REQUIRED ACTION:
The response has to reproduce all entries exactly while excluding their pictures.

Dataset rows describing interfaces

═══

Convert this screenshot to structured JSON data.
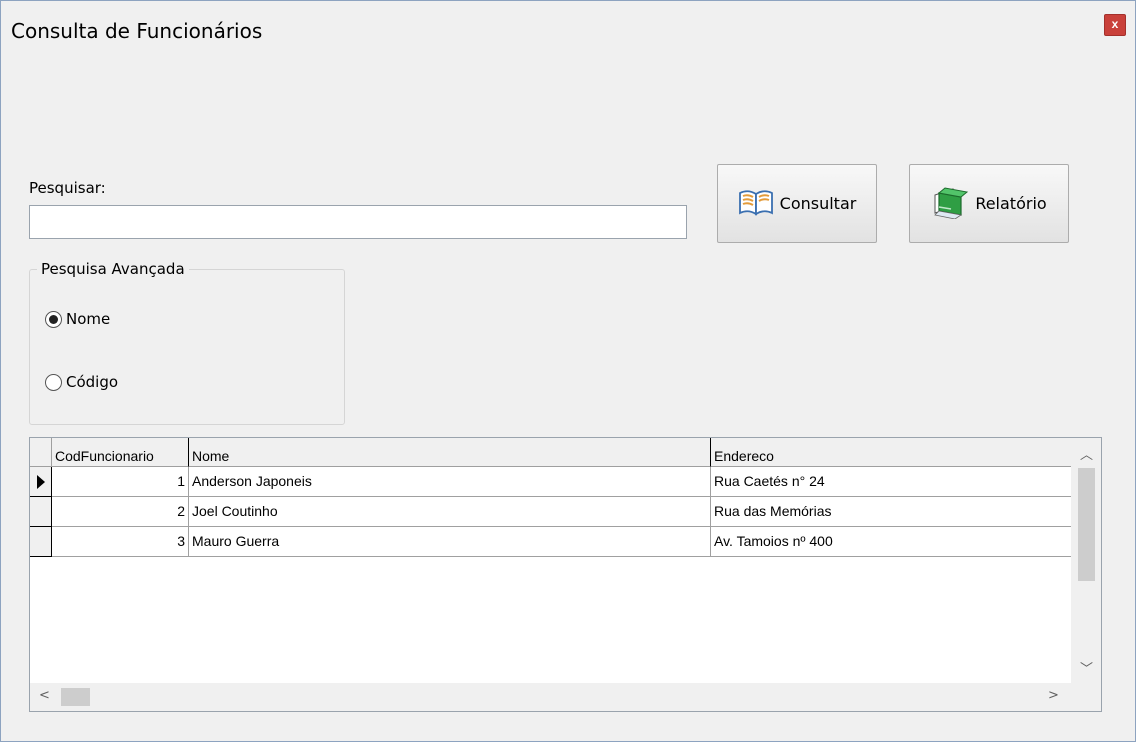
{
  "window": {
    "title": "Consulta de Funcionários",
    "close_label": "x"
  },
  "search": {
    "label": "Pesquisar:",
    "value": "",
    "placeholder": ""
  },
  "buttons": {
    "consultar_label": "Consultar",
    "relatorio_label": "Relatório"
  },
  "advanced": {
    "title": "Pesquisa Avançada",
    "options": [
      {
        "label": "Nome",
        "checked": true
      },
      {
        "label": "Código",
        "checked": false
      }
    ]
  },
  "grid": {
    "columns": [
      "CodFuncionario",
      "Nome",
      "Endereco"
    ],
    "rows": [
      {
        "cod": "1",
        "nome": "Anderson Japoneis",
        "endereco": "Rua Caetés n° 24",
        "current": true
      },
      {
        "cod": "2",
        "nome": "Joel Coutinho",
        "endereco": "Rua das Memórias",
        "current": false
      },
      {
        "cod": "3",
        "nome": "Mauro Guerra",
        "endereco": "Av. Tamoios nº 400",
        "current": false
      }
    ]
  },
  "icons": {
    "consultar": "open-book-icon",
    "relatorio": "green-report-book-icon"
  },
  "colors": {
    "close_button": "#c9403a",
    "window_bg": "#f0f0f0"
  }
}
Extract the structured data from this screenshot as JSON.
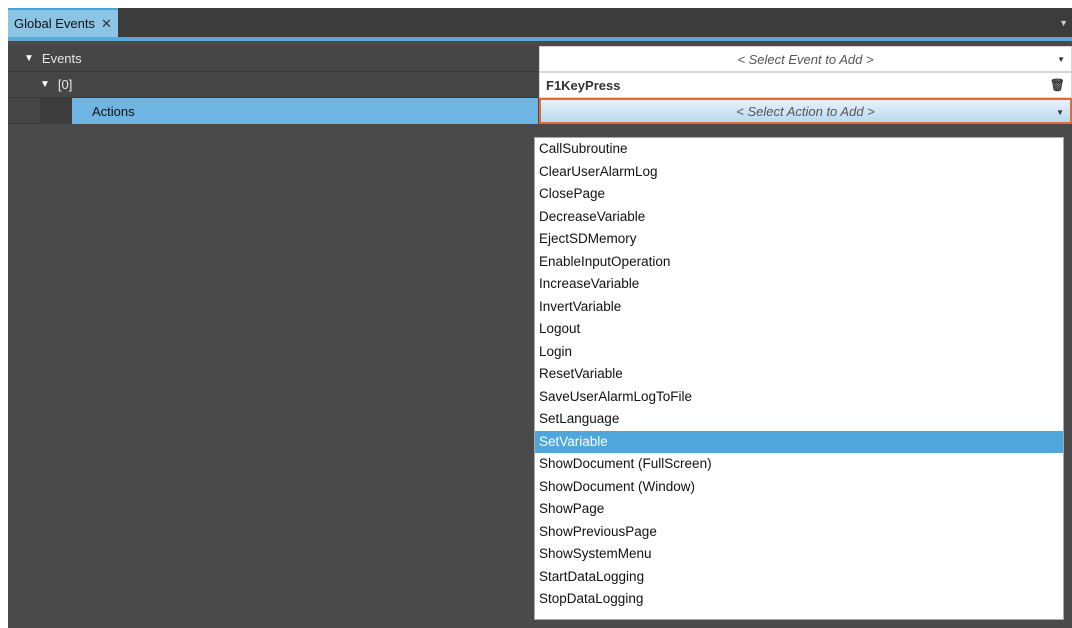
{
  "tab": {
    "title": "Global Events",
    "close": "✕",
    "menu": "▼"
  },
  "tree": {
    "events_label": "Events",
    "event_select_placeholder": "< Select Event to Add >",
    "index_label": "[0]",
    "event_value": "F1KeyPress",
    "actions_label": "Actions",
    "action_select_placeholder": "< Select Action to Add >"
  },
  "dropdown": {
    "selected": "SetVariable",
    "options": [
      "CallSubroutine",
      "ClearUserAlarmLog",
      "ClosePage",
      "DecreaseVariable",
      "EjectSDMemory",
      "EnableInputOperation",
      "IncreaseVariable",
      "InvertVariable",
      "Logout",
      "Login",
      "ResetVariable",
      "SaveUserAlarmLogToFile",
      "SetLanguage",
      "SetVariable",
      "ShowDocument (FullScreen)",
      "ShowDocument (Window)",
      "ShowPage",
      "ShowPreviousPage",
      "ShowSystemMenu",
      "StartDataLogging",
      "StopDataLogging"
    ]
  },
  "colors": {
    "accent": "#4ea6dc",
    "focus_border": "#e06a3a"
  }
}
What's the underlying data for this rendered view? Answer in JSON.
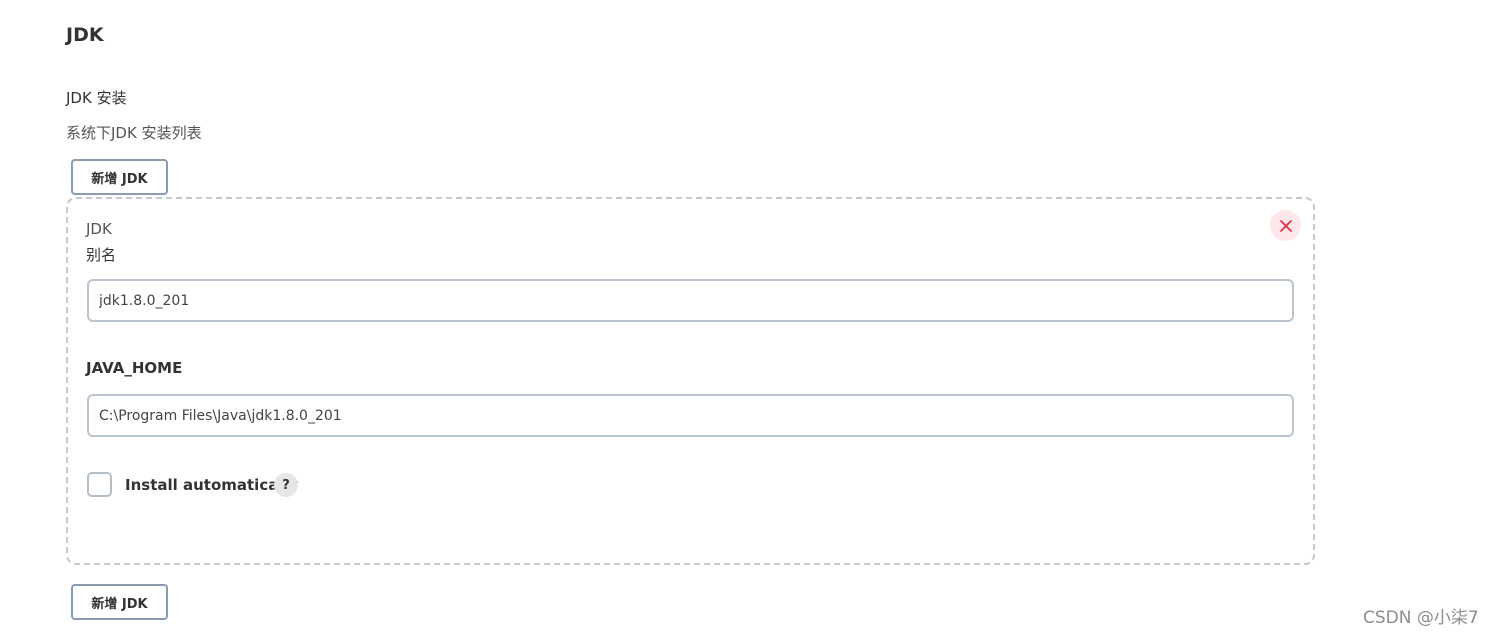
{
  "section": {
    "title": "JDK",
    "install_label": "JDK 安装",
    "description": "系统下JDK 安装列表"
  },
  "buttons": {
    "add_jdk_top": "新增 JDK",
    "add_jdk_bottom": "新增 JDK"
  },
  "jdk_entry": {
    "heading": "JDK",
    "alias_label": "别名",
    "alias_value": "jdk1.8.0_201",
    "java_home_label": "JAVA_HOME",
    "java_home_value": "C:\\Program Files\\Java\\jdk1.8.0_201",
    "install_automatically_label": "Install automatically",
    "install_automatically_checked": false,
    "help_symbol": "?",
    "delete_icon": "close-icon"
  },
  "colors": {
    "delete_icon": "#e0283a",
    "delete_bg": "#fde7ea",
    "button_border": "#8a9bb0",
    "card_border": "#c6c9ce"
  },
  "watermark": "CSDN @小柒7"
}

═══

WRITTEN RESPONSE:
Convert this screenshot to structured JSON data.
{
  "window": {
    "title": "Consulta de Funcionários",
    "close_label": "x"
  },
  "search": {
    "label": "Pesquisar:",
    "value": "",
    "placeholder": ""
  },
  "buttons": {
    "consultar_label": "Consultar",
    "relatorio_label": "Relatório"
  },
  "advanced": {
    "title": "Pesquisa Avançada",
    "options": [
      {
        "label": "Nome",
        "checked": true
      },
      {
        "label": "Código",
        "checked": false
      }
    ]
  },
  "grid": {
    "columns": [
      "CodFuncionario",
      "Nome",
      "Endereco"
    ],
    "rows": [
      {
        "cod": "1",
        "nome": "Anderson Japoneis",
        "endereco": "Rua Caetés n° 24",
        "current": true
      },
      {
        "cod": "2",
        "nome": "Joel Coutinho",
        "endereco": "Rua das Memórias",
        "current": false
      },
      {
        "cod": "3",
        "nome": "Mauro Guerra",
        "endereco": "Av. Tamoios nº 400",
        "current": false
      }
    ]
  },
  "icons": {
    "consultar": "open-book-icon",
    "relatorio": "green-report-book-icon"
  },
  "colors": {
    "close_button": "#c9403a",
    "window_bg": "#f0f0f0"
  }
}
Extract the structured data from this screenshot as JSON.
{
  "tab": {
    "title": "Global Events",
    "close": "✕",
    "menu": "▼"
  },
  "tree": {
    "events_label": "Events",
    "event_select_placeholder": "< Select Event to Add >",
    "index_label": "[0]",
    "event_value": "F1KeyPress",
    "actions_label": "Actions",
    "action_select_placeholder": "< Select Action to Add >"
  },
  "dropdown": {
    "selected": "SetVariable",
    "options": [
      "CallSubroutine",
      "ClearUserAlarmLog",
      "ClosePage",
      "DecreaseVariable",
      "EjectSDMemory",
      "EnableInputOperation",
      "IncreaseVariable",
      "InvertVariable",
      "Logout",
      "Login",
      "ResetVariable",
      "SaveUserAlarmLogToFile",
      "SetLanguage",
      "SetVariable",
      "ShowDocument (FullScreen)",
      "ShowDocument (Window)",
      "ShowPage",
      "ShowPreviousPage",
      "ShowSystemMenu",
      "StartDataLogging",
      "StopDataLogging"
    ]
  },
  "colors": {
    "accent": "#4ea6dc",
    "focus_border": "#e06a3a"
  }
}
What's the underlying data for this rendered view? Answer in JSON.
{
  "section": {
    "title": "JDK",
    "install_label": "JDK 安装",
    "description": "系统下JDK 安装列表"
  },
  "buttons": {
    "add_jdk_top": "新增 JDK",
    "add_jdk_bottom": "新增 JDK"
  },
  "jdk_entry": {
    "heading": "JDK",
    "alias_label": "别名",
    "alias_value": "jdk1.8.0_201",
    "java_home_label": "JAVA_HOME",
    "java_home_value": "C:\\Program Files\\Java\\jdk1.8.0_201",
    "install_automatically_label": "Install automatically",
    "install_automatically_checked": false,
    "help_symbol": "?",
    "delete_icon": "close-icon"
  },
  "colors": {
    "delete_icon": "#e0283a",
    "delete_bg": "#fde7ea",
    "button_border": "#8a9bb0",
    "card_border": "#c6c9ce"
  },
  "watermark": "CSDN @小柒7"
}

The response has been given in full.